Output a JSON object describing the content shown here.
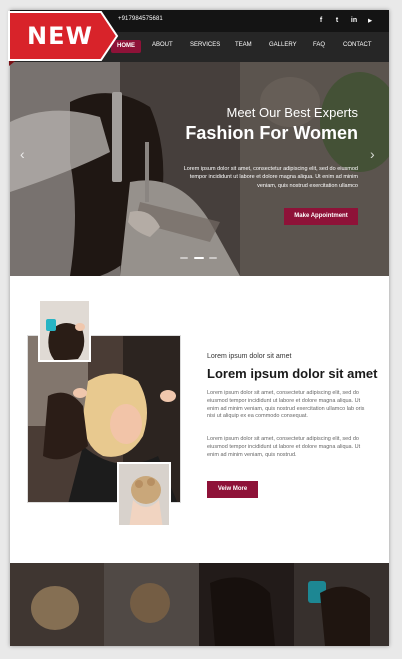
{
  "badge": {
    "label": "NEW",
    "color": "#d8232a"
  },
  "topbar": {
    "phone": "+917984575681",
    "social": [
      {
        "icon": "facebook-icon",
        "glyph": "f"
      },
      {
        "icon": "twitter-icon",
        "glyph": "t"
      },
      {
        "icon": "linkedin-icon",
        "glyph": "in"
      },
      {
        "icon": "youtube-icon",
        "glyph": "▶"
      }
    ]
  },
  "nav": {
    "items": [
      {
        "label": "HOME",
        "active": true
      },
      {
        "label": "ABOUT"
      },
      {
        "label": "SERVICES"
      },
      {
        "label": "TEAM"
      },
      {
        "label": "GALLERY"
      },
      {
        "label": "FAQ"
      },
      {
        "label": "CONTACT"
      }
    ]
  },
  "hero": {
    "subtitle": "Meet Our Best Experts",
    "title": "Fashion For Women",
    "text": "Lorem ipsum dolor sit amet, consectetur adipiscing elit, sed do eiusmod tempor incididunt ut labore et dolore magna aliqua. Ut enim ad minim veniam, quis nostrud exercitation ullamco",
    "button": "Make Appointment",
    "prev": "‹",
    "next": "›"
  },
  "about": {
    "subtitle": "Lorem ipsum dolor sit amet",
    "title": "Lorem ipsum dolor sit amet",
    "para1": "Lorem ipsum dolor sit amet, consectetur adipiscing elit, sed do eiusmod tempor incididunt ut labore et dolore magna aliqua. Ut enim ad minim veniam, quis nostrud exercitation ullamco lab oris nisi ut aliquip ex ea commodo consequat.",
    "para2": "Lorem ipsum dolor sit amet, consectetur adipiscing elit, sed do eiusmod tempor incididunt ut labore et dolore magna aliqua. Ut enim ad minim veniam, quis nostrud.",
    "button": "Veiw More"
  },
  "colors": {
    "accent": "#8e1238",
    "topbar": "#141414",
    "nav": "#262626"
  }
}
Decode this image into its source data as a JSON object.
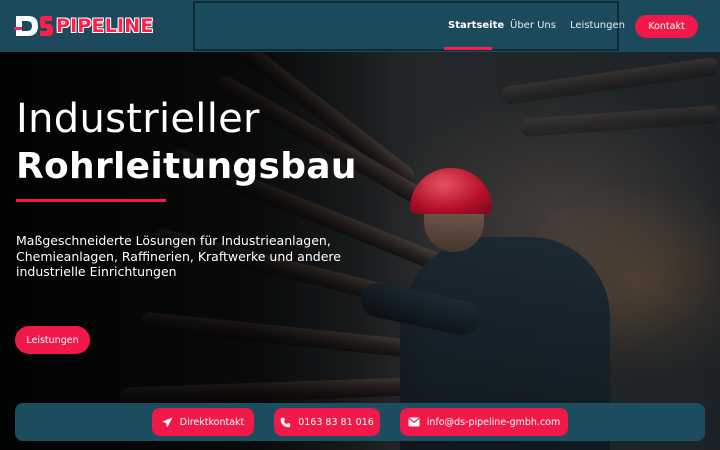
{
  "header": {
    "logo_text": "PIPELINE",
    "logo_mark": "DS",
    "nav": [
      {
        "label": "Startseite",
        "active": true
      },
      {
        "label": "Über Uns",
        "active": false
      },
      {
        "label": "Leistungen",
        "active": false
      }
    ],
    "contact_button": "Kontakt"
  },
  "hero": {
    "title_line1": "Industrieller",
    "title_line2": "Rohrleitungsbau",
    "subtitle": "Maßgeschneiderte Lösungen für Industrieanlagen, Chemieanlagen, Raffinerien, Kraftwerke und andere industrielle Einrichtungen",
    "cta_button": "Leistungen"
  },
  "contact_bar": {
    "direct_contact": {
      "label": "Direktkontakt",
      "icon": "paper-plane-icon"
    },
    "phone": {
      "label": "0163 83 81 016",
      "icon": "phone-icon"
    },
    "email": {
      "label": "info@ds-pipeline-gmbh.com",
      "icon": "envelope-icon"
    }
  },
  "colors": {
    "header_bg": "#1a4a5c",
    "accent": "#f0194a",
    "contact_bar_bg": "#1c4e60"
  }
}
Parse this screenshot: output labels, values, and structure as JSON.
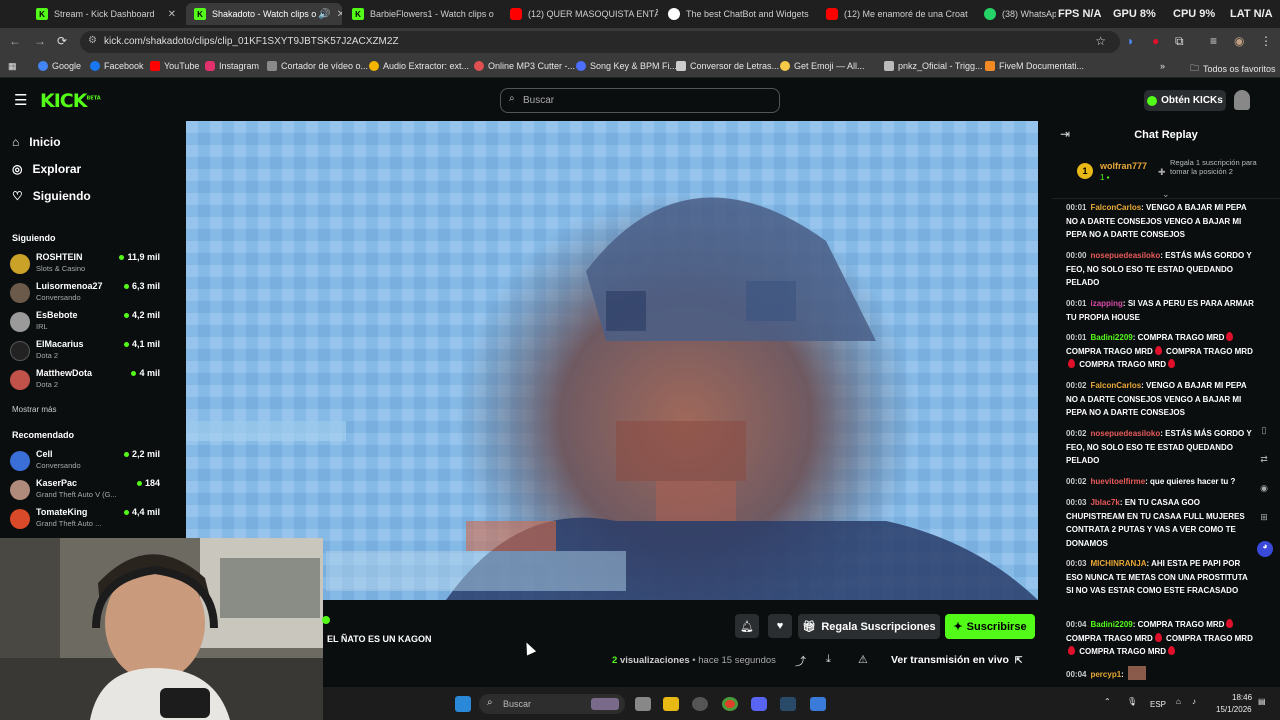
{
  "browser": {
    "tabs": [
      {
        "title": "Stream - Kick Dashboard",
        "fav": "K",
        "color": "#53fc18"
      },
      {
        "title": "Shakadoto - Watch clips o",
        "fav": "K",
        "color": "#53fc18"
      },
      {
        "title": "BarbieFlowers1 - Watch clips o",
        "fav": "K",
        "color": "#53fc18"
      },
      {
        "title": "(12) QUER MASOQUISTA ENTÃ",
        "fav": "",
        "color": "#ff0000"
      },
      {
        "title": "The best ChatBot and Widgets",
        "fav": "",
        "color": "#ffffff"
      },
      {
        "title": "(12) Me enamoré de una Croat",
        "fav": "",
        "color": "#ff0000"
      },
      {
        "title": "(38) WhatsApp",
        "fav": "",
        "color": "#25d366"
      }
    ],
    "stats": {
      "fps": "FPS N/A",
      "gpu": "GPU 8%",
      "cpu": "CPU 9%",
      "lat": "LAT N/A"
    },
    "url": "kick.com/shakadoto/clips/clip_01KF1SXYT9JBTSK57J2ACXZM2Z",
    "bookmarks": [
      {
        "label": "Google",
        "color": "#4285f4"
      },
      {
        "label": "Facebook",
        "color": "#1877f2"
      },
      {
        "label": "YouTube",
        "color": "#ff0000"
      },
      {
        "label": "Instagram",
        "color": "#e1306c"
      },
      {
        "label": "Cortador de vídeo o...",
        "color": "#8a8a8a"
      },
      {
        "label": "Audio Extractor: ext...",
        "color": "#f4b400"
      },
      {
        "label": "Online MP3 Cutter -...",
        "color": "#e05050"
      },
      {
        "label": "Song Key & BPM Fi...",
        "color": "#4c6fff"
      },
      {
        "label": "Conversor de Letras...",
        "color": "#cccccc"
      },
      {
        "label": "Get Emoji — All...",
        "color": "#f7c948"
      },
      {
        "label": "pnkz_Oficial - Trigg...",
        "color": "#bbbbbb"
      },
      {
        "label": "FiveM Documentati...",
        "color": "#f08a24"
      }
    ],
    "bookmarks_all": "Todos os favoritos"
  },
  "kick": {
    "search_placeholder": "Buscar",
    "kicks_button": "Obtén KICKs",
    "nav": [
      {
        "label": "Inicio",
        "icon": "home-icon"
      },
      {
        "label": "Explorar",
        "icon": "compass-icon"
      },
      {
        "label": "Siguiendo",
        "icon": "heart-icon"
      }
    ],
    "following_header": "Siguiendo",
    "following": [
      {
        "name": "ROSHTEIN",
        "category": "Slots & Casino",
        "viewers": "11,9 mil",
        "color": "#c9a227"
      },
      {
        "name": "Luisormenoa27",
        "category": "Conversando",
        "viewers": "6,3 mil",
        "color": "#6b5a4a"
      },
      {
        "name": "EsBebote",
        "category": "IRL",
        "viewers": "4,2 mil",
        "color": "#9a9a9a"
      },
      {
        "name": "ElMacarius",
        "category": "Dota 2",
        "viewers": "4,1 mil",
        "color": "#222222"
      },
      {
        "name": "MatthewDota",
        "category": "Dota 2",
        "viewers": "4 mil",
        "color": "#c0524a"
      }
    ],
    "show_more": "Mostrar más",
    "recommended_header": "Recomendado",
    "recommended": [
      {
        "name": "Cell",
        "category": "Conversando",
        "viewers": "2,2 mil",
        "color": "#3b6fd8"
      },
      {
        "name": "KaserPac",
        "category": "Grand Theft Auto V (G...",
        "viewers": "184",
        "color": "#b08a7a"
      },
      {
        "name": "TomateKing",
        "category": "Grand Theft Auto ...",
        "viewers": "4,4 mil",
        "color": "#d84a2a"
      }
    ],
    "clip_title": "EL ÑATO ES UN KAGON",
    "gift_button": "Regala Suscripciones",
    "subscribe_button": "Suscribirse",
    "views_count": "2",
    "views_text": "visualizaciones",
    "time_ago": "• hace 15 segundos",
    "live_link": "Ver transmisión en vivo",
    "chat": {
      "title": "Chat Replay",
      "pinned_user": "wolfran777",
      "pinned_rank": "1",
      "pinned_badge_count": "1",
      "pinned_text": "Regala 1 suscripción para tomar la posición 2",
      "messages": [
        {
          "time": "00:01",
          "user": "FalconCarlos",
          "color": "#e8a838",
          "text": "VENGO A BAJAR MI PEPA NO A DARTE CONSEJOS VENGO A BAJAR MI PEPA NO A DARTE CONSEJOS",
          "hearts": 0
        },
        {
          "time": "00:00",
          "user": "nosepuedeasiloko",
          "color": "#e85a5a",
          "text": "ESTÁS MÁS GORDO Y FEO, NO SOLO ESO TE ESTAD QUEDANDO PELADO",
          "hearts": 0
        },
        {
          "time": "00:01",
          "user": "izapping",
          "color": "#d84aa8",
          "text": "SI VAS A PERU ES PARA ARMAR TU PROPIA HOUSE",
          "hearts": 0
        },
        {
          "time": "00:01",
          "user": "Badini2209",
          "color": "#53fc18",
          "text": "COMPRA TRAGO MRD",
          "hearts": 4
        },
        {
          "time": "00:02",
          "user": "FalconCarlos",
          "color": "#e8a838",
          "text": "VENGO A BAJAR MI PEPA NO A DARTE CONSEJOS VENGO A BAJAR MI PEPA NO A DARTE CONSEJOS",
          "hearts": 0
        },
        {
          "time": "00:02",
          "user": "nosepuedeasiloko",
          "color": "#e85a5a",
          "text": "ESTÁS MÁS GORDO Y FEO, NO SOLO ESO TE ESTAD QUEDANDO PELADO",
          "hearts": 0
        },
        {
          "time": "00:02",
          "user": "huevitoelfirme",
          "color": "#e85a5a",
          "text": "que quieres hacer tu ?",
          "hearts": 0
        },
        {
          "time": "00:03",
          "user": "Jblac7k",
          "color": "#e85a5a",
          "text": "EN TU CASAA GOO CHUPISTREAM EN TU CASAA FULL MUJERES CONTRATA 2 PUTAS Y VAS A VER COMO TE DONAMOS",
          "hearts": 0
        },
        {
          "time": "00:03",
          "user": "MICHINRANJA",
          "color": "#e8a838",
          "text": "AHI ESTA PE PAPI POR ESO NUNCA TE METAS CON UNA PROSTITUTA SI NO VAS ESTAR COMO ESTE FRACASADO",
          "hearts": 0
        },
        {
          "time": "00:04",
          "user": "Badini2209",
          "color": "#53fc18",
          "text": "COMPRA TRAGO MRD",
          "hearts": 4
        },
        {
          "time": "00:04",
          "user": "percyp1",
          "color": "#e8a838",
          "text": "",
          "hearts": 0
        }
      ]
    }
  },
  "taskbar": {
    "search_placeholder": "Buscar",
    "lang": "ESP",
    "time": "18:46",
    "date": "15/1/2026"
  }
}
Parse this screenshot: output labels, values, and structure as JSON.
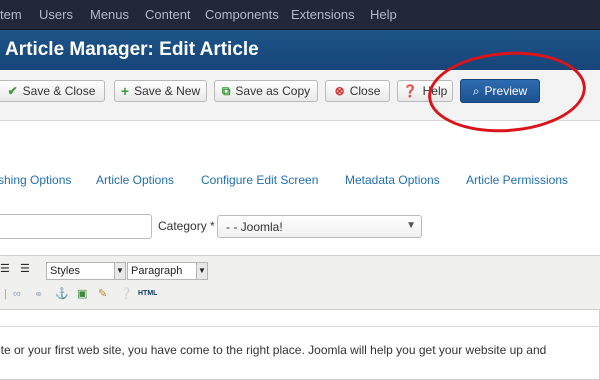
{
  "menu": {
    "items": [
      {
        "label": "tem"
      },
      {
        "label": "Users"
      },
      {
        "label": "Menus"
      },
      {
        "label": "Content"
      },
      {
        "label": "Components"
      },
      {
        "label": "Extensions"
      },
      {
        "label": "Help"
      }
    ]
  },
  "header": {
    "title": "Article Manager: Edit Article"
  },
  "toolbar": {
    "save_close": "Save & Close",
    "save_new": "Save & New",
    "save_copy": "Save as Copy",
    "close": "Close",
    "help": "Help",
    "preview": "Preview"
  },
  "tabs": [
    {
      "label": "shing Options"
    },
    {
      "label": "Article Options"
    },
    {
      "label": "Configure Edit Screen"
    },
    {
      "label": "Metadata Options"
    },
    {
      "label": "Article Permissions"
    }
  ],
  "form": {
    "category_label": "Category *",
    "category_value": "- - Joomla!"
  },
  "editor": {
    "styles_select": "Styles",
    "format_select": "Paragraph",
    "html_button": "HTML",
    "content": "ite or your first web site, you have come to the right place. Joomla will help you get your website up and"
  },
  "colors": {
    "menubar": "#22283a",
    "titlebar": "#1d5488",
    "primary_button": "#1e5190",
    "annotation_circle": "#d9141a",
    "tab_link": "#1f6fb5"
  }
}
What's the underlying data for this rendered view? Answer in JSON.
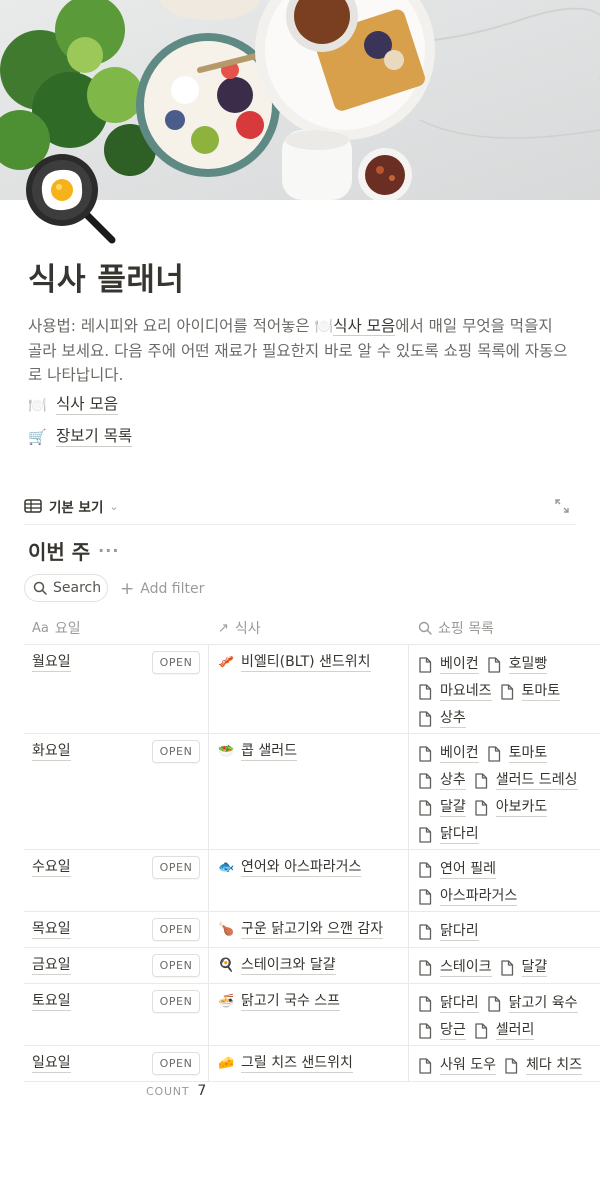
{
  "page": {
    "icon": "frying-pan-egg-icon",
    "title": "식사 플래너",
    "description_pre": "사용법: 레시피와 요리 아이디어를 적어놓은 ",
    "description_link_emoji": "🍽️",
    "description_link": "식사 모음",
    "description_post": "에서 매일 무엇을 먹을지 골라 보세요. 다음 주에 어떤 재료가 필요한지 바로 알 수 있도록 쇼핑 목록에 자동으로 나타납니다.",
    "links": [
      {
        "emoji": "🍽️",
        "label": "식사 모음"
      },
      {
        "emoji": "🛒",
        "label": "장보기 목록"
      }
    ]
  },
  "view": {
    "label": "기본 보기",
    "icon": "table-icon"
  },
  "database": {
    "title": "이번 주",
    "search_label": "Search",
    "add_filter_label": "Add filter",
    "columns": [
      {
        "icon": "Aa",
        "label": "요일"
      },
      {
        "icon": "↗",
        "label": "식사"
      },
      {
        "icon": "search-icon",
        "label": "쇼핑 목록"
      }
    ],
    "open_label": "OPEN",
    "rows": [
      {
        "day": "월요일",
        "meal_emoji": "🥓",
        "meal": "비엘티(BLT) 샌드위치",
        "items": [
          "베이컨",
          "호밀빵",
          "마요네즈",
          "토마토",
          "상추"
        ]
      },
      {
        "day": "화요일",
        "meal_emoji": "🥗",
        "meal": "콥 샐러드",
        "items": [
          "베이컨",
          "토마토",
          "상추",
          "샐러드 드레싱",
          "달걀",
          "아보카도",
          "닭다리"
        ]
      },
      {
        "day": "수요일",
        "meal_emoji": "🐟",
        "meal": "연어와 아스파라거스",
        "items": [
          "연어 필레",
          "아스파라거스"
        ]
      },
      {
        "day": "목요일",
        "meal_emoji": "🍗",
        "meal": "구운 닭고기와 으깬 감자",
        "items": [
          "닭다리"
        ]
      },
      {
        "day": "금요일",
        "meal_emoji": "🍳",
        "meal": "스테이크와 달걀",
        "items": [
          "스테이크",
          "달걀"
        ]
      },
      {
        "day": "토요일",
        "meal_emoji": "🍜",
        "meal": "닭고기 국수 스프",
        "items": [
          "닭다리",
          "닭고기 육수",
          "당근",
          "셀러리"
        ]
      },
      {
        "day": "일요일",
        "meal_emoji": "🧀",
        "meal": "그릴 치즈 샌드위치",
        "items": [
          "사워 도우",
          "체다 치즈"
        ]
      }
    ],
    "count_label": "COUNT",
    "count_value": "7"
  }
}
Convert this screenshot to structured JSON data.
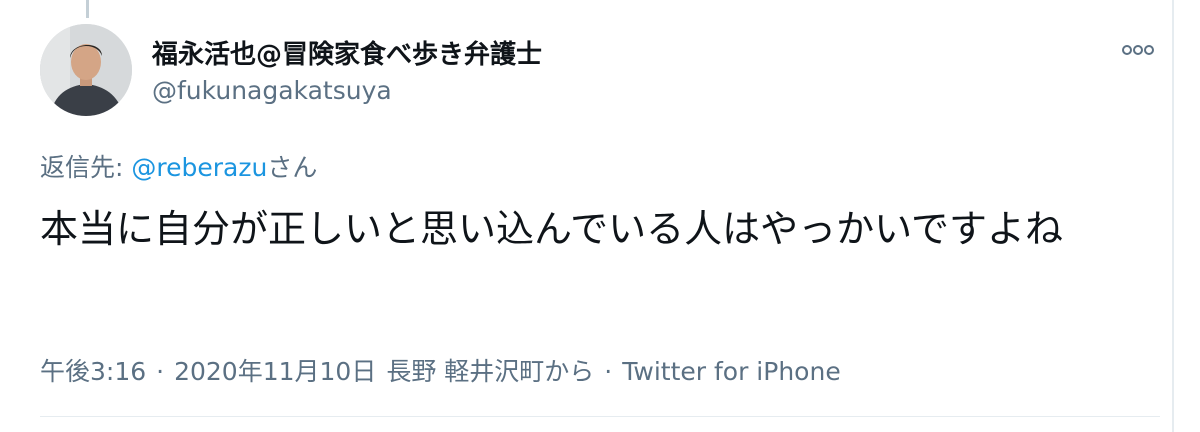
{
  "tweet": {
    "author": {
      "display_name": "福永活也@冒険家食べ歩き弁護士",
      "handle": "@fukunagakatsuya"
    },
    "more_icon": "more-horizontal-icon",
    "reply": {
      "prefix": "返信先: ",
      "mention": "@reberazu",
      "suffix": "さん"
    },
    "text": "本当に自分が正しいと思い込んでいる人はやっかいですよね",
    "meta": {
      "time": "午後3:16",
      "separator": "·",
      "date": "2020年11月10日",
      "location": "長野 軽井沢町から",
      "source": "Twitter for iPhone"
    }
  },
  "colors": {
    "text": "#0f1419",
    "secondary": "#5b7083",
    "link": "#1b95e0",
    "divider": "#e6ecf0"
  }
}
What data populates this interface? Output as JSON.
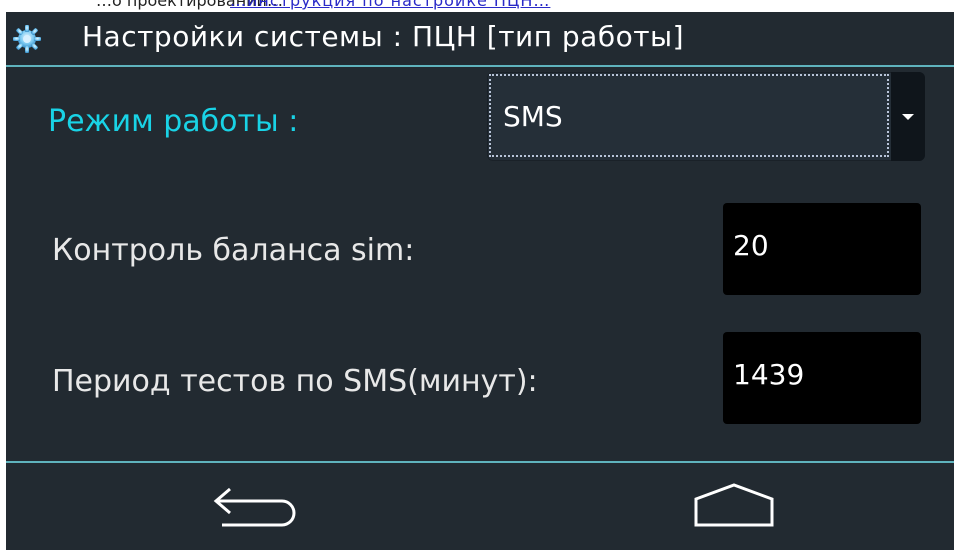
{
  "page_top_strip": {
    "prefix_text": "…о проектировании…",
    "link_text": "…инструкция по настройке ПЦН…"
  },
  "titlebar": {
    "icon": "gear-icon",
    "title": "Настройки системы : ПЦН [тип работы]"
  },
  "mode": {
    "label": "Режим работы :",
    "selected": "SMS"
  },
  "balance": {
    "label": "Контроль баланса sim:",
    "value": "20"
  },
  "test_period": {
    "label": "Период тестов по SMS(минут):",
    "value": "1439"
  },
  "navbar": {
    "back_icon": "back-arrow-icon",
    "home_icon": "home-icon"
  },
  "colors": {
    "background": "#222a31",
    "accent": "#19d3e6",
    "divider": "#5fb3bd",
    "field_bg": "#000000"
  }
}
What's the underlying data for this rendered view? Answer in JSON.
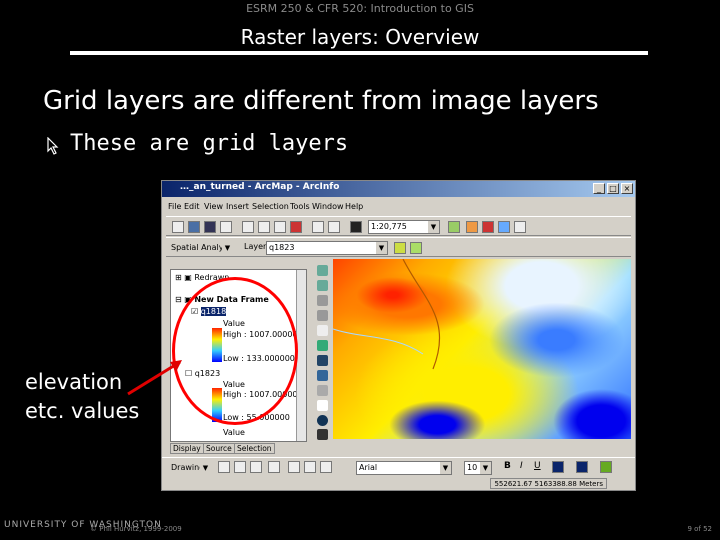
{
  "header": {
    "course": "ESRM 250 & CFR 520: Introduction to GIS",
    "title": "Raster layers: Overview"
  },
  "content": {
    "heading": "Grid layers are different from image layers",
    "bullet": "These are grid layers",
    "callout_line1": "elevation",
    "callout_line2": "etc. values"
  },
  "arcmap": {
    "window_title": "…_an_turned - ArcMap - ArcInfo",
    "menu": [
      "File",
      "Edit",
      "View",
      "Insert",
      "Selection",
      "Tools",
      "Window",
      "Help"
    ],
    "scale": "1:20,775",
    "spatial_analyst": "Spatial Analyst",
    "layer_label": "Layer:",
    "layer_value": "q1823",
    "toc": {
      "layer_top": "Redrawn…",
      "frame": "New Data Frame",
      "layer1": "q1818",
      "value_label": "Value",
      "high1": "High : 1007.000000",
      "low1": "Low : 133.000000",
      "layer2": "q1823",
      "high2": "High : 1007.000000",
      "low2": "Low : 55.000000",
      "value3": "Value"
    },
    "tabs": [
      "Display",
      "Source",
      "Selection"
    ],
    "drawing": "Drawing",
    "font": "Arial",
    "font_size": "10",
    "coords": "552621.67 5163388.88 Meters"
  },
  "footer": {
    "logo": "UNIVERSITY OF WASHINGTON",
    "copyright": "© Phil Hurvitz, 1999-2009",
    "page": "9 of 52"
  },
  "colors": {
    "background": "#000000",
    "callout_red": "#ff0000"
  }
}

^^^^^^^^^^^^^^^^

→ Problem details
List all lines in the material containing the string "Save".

→ Response
    "save_close": "Save & Close",
    "save_new": "Save & New",
    "save_copy": "Save as Copy",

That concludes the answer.